Information provided:
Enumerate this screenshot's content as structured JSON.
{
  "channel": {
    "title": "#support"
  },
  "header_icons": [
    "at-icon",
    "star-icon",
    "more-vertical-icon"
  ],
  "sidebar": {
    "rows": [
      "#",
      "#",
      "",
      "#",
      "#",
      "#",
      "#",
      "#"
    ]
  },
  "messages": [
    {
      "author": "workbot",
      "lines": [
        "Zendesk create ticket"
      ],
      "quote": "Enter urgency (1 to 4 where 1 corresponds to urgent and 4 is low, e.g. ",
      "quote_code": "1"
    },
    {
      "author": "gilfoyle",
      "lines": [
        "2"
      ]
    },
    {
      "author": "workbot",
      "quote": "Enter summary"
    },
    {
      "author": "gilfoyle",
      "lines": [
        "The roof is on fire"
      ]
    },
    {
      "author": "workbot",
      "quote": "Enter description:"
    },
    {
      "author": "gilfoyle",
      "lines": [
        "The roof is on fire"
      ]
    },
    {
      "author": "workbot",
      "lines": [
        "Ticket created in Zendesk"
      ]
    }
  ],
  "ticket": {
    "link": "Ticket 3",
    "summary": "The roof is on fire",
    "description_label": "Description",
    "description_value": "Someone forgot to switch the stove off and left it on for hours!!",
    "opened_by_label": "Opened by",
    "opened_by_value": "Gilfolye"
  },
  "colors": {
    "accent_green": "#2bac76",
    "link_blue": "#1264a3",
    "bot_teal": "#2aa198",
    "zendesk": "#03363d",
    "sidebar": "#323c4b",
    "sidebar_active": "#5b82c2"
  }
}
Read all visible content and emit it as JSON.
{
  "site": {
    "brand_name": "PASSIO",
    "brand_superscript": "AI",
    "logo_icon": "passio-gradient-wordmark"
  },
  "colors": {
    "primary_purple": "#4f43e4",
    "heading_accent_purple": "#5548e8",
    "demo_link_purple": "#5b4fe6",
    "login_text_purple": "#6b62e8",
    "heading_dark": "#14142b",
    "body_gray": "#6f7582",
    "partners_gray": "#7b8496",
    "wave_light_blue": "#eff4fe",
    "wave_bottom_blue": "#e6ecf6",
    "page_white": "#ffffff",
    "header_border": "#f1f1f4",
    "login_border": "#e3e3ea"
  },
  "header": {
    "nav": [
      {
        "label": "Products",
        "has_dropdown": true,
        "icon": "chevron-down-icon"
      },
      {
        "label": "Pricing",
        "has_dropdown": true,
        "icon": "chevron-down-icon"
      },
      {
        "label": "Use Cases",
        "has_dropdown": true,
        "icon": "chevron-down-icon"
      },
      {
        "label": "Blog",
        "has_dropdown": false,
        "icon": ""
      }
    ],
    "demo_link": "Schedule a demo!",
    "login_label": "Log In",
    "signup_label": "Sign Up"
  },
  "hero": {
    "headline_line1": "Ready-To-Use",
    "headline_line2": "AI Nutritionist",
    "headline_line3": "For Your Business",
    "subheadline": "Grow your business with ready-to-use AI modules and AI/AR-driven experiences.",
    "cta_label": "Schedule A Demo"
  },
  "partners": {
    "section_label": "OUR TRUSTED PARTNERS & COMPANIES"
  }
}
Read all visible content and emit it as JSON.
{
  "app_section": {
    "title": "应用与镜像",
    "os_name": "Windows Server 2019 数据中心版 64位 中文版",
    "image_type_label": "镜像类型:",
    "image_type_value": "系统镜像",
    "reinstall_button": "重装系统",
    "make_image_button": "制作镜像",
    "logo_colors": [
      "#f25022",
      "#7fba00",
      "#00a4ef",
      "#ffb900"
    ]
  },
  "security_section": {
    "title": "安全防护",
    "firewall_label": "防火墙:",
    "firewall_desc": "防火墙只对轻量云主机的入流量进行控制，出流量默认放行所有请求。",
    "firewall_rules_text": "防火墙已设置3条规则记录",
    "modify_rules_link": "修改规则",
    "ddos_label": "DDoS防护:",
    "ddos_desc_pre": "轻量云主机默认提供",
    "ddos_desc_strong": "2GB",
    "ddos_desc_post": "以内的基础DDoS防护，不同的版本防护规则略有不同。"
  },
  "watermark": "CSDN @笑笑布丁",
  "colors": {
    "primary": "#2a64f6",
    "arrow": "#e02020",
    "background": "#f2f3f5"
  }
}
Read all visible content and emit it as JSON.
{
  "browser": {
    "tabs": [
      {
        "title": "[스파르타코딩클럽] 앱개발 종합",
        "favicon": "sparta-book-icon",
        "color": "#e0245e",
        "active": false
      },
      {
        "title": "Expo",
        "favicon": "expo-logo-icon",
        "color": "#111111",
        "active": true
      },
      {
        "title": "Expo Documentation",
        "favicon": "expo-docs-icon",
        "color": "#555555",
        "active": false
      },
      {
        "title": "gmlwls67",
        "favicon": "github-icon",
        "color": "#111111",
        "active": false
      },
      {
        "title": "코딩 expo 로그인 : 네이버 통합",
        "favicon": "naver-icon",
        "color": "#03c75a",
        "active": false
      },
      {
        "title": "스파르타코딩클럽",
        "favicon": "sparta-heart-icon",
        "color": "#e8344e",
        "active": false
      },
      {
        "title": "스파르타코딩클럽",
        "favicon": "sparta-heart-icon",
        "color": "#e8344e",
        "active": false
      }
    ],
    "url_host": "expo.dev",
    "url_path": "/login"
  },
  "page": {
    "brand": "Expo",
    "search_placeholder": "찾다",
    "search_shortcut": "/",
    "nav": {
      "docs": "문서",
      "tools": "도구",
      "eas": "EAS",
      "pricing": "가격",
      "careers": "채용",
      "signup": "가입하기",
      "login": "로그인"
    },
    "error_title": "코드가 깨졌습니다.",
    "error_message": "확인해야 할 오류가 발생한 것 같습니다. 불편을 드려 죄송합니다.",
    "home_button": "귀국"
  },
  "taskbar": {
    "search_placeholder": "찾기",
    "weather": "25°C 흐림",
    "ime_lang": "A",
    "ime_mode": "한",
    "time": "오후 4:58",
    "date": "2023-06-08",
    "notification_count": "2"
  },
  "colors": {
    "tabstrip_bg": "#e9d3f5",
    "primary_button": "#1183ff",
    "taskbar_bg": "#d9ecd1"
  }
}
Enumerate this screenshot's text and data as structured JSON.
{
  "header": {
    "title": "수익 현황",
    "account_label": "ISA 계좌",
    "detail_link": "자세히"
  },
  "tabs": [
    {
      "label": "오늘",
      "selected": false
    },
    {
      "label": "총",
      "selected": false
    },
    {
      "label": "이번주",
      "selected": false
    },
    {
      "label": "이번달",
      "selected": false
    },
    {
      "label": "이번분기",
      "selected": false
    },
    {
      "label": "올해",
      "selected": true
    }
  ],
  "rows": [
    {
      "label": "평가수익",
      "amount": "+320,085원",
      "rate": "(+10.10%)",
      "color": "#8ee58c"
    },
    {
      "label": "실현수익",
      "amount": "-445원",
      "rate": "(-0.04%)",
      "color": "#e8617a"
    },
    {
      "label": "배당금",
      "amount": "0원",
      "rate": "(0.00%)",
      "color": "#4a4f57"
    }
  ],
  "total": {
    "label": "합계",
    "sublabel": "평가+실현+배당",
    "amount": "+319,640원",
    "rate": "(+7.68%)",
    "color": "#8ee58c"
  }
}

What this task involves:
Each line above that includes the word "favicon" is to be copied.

Output for this task:
        "favicon": "sparta-book-icon",
        "favicon": "expo-logo-icon",
        "favicon": "expo-docs-icon",
        "favicon": "github-icon",
        "favicon": "naver-icon",
        "favicon": "sparta-heart-icon",
        "favicon": "sparta-heart-icon",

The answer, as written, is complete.